Peter Ratcliffe has dedicated his research career to understanding the body’s molecular-level response to low oxygen levels, or ‘hypoxia’. Hypoxia occurs in organs and tissues during diseases such as coronary heart disease and cancer. Peter’s vital research has revealed the molecular chain of events initiated in its wake.
In the 1980s, Peter began researching how hypoxia stimulated release of the hormone erythropoietin from the kidneys. This was thought to be central to humans’ response to low oxygen. Peter discovered, in fact, that cells all over the body can sense hypoxia and initiate a host of adjustments and responses, mediated via oxygen-sensitive enzymes.
The molecules and mechanisms revealed by Peter’s work are being investigated by the pharmaceutical industry as potential new routes to treat a range of diseases, from cancer to chronic anaemia.
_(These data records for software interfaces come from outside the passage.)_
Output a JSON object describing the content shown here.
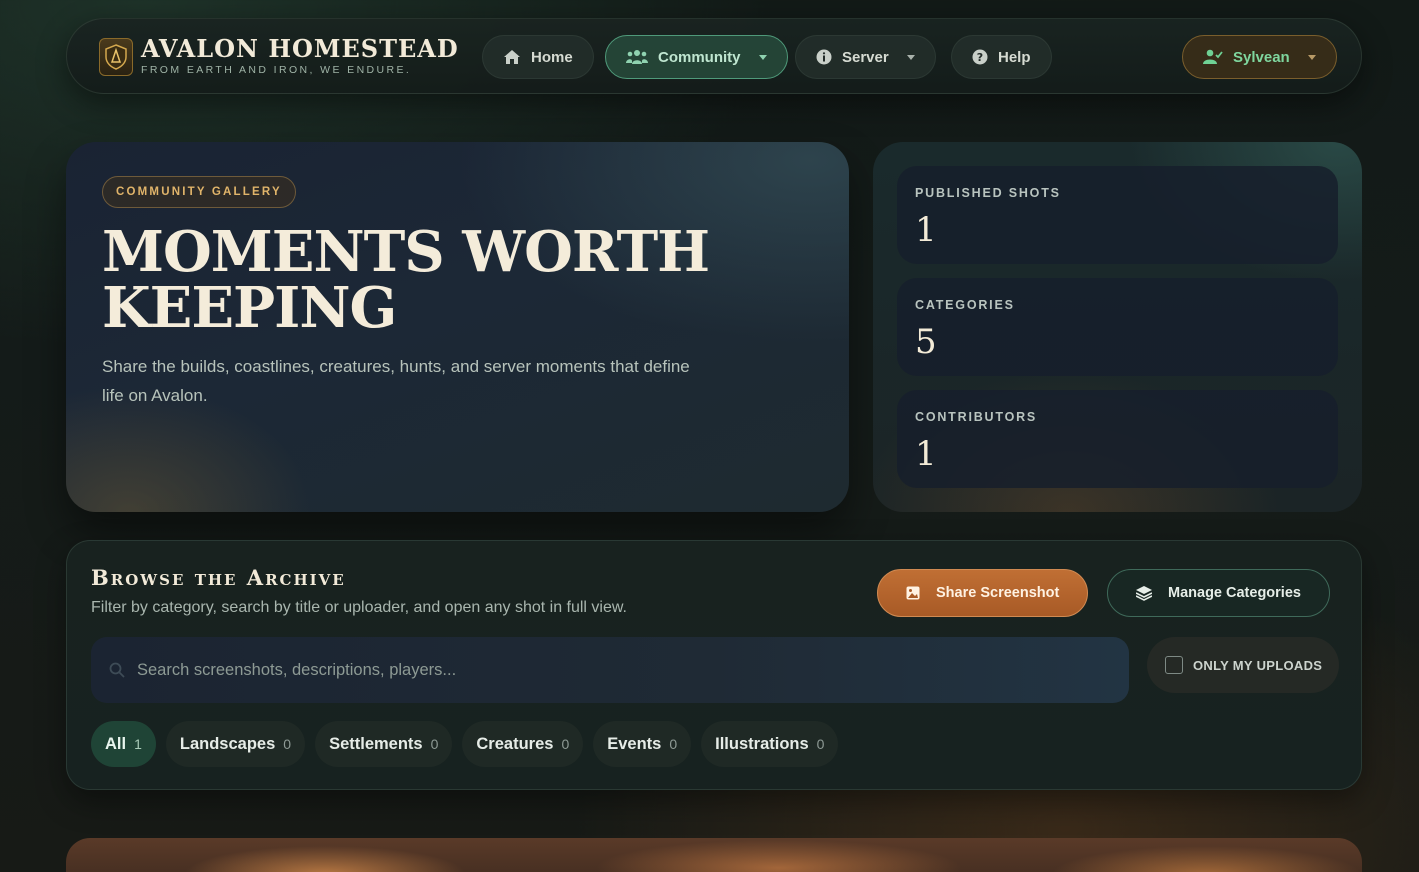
{
  "brand": {
    "title": "AVALON HOMESTEAD",
    "subtitle": "FROM EARTH AND IRON, WE ENDURE.",
    "logo_icon": "shield-crest-icon"
  },
  "nav": {
    "home": "Home",
    "community": "Community",
    "server": "Server",
    "help": "Help",
    "user": "Sylvean",
    "active": "Community"
  },
  "hero": {
    "tag": "COMMUNITY GALLERY",
    "title": "MOMENTS WORTH KEEPING",
    "description": "Share the builds, coastlines, creatures, hunts, and server moments that define life on Avalon."
  },
  "stats": [
    {
      "label": "PUBLISHED SHOTS",
      "value": "1"
    },
    {
      "label": "CATEGORIES",
      "value": "5"
    },
    {
      "label": "CONTRIBUTORS",
      "value": "1"
    }
  ],
  "browse": {
    "title": "Browse the Archive",
    "description": "Filter by category, search by title or uploader, and open any shot in full view.",
    "share_label": "Share Screenshot",
    "manage_label": "Manage Categories",
    "search_placeholder": "Search screenshots, descriptions, players...",
    "search_value": "",
    "only_mine_label": "ONLY MY UPLOADS",
    "only_mine_checked": false,
    "categories": [
      {
        "label": "All",
        "count": "1",
        "active": true
      },
      {
        "label": "Landscapes",
        "count": "0"
      },
      {
        "label": "Settlements",
        "count": "0"
      },
      {
        "label": "Creatures",
        "count": "0"
      },
      {
        "label": "Events",
        "count": "0"
      },
      {
        "label": "Illustrations",
        "count": "0"
      }
    ]
  },
  "colors": {
    "accent_green": "#4f9a7a",
    "accent_copper": "#b3652d",
    "gold": "#e0b46a",
    "background": "#141b19"
  }
}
Peter’s contribution to the understanding of our fundamental physiology was recognised by his knighthood in 2014 for services to clinical medicine.
Director, Target Discovery Institute, University of Oxford
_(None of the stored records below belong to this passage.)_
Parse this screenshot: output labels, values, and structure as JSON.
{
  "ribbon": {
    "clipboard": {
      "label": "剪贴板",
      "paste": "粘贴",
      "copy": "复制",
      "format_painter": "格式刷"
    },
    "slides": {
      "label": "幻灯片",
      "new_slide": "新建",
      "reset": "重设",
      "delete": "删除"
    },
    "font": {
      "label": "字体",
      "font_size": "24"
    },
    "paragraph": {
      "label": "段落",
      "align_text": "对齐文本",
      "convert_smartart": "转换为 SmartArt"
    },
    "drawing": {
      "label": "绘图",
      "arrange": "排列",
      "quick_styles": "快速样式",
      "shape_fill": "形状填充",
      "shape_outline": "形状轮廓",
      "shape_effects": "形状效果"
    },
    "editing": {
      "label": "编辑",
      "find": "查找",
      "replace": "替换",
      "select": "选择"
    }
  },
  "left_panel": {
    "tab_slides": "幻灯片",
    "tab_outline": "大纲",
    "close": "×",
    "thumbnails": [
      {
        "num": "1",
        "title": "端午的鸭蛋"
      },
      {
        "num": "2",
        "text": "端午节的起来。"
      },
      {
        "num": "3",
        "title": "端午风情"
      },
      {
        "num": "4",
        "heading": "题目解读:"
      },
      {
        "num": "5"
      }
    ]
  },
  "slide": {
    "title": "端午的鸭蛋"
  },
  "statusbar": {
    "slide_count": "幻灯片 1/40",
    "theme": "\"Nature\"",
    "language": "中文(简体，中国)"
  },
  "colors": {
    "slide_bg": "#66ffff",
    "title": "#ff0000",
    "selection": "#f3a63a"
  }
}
Interest and expertise
Biochemistry and molecular cell biology
Biochemistry and molecular biology
Health and human sciences
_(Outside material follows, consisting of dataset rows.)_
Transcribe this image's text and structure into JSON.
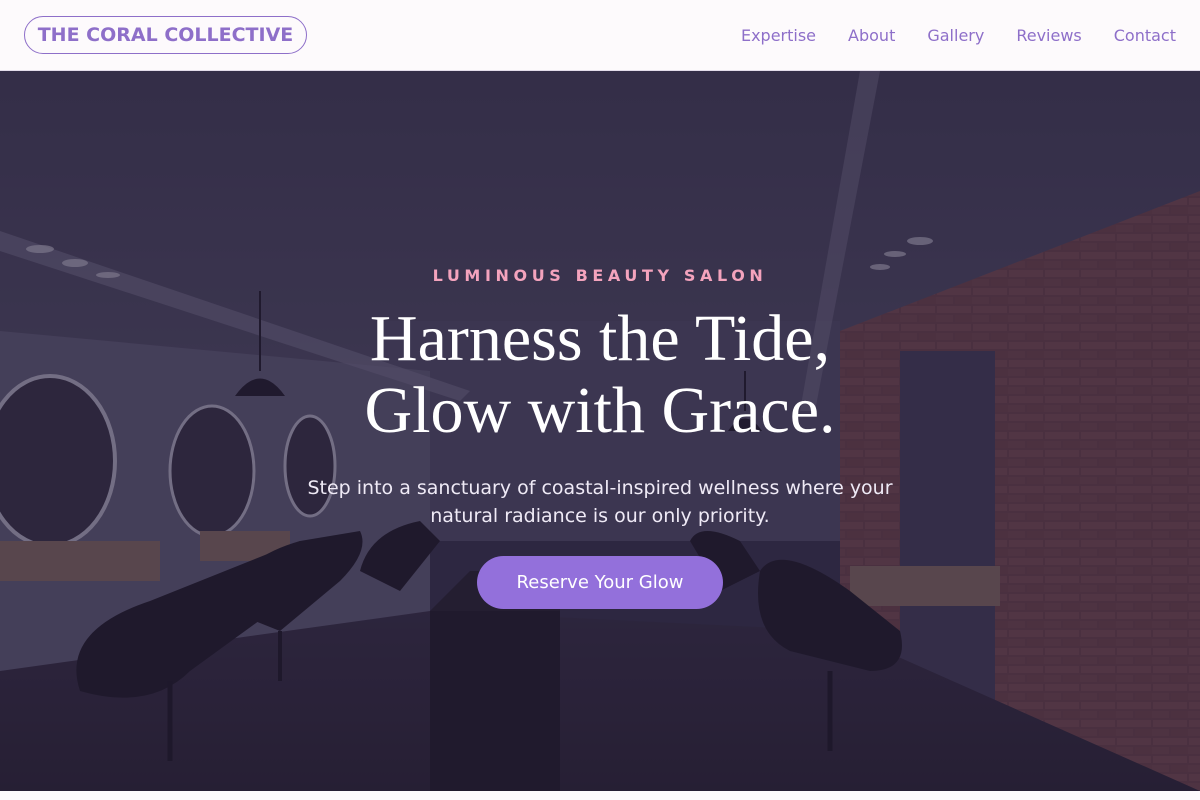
{
  "header": {
    "logo_text": "THE CORAL COLLECTIVE",
    "nav": [
      {
        "label": "Expertise"
      },
      {
        "label": "About"
      },
      {
        "label": "Gallery"
      },
      {
        "label": "Reviews"
      },
      {
        "label": "Contact"
      }
    ]
  },
  "hero": {
    "eyebrow": "LUMINOUS BEAUTY SALON",
    "headline_line1": "Harness the Tide,",
    "headline_line2": "Glow with Grace.",
    "subtext": "Step into a sanctuary of coastal-inspired wellness where your natural radiance is our only priority.",
    "cta_label": "Reserve Your Glow",
    "background_image": "salon-interior-photo"
  },
  "colors": {
    "accent": "#9370db",
    "logo_text": "#8e6fc9",
    "eyebrow": "#f4a3bd",
    "header_bg": "#fdfafc"
  }
}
For his ground-breaking research on oxygen sensing and signalling pathways mediating cellular responses to hypoxia.
Louis-Jeantet Prize for Medicine
No citation available for this award.
Nobel Prize in Physiology or Medicine
For their discoveries of how cells sense and adapt to oxygen availability.